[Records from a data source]

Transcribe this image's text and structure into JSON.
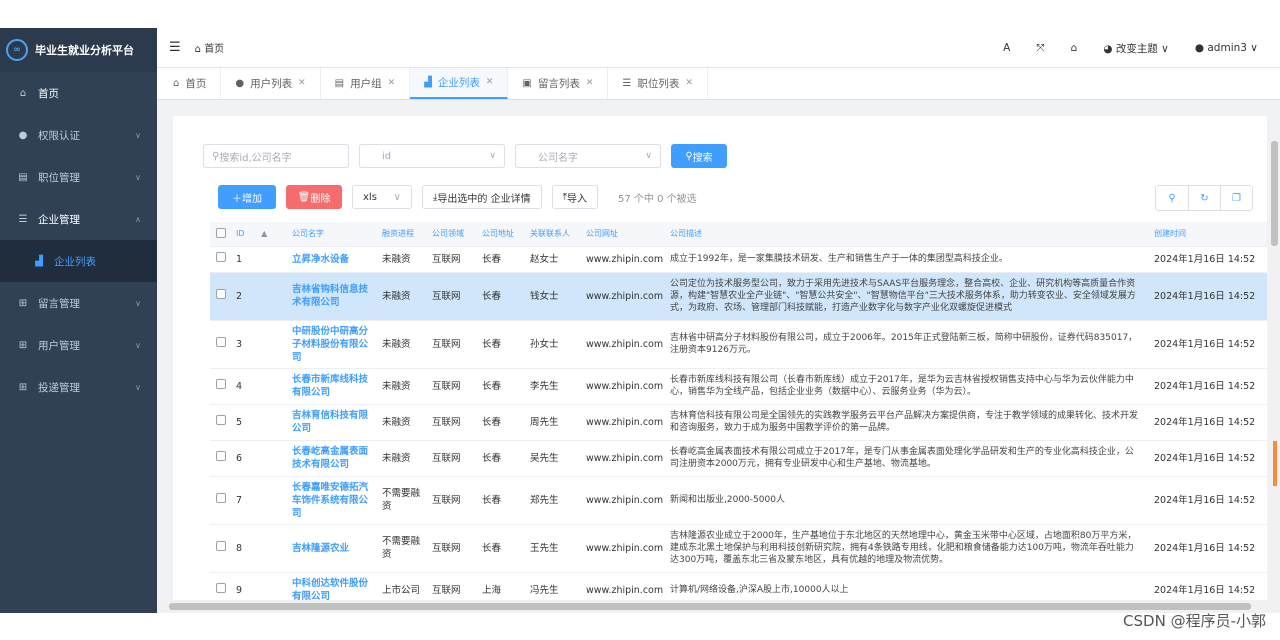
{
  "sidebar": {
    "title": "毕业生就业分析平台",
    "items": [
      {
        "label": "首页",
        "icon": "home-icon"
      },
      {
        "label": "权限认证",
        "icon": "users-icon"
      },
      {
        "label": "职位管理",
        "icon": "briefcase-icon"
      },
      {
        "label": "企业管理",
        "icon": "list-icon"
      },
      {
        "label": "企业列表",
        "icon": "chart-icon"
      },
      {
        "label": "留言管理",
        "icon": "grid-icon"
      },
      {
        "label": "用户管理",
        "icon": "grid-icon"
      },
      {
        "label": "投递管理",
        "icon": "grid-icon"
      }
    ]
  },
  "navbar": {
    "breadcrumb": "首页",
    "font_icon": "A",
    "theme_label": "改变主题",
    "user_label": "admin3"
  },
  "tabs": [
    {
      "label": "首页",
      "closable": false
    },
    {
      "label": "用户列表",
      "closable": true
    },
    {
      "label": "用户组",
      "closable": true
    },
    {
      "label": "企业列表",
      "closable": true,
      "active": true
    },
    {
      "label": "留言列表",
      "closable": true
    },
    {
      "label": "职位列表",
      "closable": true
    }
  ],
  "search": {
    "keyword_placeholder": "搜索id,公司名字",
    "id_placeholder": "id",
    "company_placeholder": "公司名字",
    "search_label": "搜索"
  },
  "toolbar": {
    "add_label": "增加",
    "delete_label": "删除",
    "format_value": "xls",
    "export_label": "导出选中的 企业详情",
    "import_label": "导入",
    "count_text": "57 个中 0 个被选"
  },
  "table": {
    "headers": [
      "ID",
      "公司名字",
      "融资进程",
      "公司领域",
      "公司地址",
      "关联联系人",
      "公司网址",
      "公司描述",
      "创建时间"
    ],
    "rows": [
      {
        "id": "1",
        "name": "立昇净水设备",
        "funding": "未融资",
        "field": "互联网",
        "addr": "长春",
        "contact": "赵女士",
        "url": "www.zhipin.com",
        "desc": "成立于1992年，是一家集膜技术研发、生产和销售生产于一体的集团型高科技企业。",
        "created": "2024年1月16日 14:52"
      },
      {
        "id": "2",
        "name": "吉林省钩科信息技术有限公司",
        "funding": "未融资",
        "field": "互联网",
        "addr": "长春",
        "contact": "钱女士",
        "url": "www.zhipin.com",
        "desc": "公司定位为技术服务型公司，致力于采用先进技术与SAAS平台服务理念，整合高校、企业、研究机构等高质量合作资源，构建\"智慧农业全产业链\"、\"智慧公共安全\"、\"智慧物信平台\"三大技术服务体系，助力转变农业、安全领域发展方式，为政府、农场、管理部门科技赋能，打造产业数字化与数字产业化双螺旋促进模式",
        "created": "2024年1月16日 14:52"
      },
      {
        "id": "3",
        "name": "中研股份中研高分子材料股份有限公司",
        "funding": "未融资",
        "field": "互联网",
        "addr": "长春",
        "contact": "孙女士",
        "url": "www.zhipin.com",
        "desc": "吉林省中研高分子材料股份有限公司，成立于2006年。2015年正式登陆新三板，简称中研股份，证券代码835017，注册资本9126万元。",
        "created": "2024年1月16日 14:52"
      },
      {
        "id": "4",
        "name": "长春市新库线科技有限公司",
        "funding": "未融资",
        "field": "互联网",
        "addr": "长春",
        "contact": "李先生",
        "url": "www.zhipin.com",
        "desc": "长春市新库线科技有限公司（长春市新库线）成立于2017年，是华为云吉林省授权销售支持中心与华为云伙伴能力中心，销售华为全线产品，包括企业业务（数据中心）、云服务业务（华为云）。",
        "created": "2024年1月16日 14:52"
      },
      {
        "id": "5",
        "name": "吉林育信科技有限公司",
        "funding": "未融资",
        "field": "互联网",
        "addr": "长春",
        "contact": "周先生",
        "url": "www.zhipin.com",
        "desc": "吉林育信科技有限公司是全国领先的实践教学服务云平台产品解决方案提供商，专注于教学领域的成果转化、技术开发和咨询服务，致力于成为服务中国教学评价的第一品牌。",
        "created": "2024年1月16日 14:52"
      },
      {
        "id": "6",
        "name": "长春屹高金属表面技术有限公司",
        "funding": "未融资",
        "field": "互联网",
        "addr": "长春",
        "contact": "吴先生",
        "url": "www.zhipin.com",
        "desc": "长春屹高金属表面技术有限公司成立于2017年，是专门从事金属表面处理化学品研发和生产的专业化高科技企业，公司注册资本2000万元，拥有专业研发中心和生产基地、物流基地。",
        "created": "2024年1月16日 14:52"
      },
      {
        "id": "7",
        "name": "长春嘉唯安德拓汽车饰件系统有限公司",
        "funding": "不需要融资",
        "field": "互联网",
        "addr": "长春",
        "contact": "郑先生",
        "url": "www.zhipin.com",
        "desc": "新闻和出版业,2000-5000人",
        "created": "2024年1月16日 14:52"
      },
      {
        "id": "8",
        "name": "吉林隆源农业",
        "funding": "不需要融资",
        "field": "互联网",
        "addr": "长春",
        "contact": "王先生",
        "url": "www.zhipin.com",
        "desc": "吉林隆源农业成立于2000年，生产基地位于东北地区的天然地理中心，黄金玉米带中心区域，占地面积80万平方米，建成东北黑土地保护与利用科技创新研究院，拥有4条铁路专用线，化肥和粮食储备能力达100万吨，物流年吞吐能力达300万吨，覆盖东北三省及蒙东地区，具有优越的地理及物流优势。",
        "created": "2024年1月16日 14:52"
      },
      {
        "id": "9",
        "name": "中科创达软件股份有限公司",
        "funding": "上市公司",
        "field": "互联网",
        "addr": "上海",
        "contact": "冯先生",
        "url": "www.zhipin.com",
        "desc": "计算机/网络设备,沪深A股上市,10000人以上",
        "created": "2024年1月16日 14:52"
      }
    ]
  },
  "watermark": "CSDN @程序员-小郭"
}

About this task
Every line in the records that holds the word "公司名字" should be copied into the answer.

Task response
    "keyword_placeholder": "搜索id,公司名字",
    "company_placeholder": "公司名字",
      "公司名字",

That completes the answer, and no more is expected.